··· Dataset content ···

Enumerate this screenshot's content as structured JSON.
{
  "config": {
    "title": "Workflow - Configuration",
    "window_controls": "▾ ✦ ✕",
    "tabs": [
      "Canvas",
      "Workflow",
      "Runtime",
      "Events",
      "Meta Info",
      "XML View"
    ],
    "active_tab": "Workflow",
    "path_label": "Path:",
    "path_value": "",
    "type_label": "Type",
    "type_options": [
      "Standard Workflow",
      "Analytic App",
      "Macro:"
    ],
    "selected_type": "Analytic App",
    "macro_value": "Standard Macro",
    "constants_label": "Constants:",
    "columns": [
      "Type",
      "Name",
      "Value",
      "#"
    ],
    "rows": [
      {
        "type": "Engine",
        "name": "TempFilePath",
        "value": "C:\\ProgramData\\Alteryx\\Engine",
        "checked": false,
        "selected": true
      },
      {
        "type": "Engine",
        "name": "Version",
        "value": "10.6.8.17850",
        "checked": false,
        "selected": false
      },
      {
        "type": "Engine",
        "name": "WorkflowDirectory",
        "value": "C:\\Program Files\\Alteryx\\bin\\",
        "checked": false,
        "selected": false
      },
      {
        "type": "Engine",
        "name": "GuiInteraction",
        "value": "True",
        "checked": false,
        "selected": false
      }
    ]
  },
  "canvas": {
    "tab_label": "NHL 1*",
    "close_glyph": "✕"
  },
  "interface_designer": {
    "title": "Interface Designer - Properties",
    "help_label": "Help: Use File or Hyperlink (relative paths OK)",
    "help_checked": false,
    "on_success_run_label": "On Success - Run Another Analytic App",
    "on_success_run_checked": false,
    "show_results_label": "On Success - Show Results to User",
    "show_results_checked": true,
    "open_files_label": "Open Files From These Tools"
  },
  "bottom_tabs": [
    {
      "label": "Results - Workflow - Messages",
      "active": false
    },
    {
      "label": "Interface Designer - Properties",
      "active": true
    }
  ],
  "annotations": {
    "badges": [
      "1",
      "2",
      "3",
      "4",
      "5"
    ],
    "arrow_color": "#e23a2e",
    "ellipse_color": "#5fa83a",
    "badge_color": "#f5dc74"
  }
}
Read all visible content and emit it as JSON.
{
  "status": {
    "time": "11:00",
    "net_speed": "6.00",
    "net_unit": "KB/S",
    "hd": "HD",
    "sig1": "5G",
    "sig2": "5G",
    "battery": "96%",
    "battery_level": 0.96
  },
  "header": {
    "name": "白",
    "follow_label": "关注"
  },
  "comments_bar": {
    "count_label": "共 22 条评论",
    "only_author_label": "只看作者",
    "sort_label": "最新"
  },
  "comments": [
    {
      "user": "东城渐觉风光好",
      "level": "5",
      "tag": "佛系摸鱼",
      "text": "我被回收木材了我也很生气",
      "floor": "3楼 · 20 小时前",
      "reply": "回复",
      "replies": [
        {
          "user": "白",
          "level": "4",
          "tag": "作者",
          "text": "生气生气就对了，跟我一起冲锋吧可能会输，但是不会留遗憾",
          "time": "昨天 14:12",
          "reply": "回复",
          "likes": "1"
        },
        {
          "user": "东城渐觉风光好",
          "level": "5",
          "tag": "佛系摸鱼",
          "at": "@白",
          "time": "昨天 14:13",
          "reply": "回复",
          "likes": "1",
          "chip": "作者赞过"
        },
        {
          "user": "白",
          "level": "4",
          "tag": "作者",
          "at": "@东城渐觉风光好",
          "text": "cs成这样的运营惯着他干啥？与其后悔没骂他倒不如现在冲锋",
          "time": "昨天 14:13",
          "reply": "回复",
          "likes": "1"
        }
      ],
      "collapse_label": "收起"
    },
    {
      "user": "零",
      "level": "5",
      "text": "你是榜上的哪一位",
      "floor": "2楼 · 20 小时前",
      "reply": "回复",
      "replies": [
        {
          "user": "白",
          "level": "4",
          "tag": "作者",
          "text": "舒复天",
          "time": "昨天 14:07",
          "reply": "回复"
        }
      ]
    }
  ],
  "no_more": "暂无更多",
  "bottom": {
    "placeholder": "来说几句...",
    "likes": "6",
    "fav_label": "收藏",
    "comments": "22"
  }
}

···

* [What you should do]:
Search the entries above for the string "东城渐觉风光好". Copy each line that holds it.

* [Answer space]:
      "user": "东城渐觉风光好",
          "user": "东城渐觉风光好",
          "at": "@东城渐觉风光好",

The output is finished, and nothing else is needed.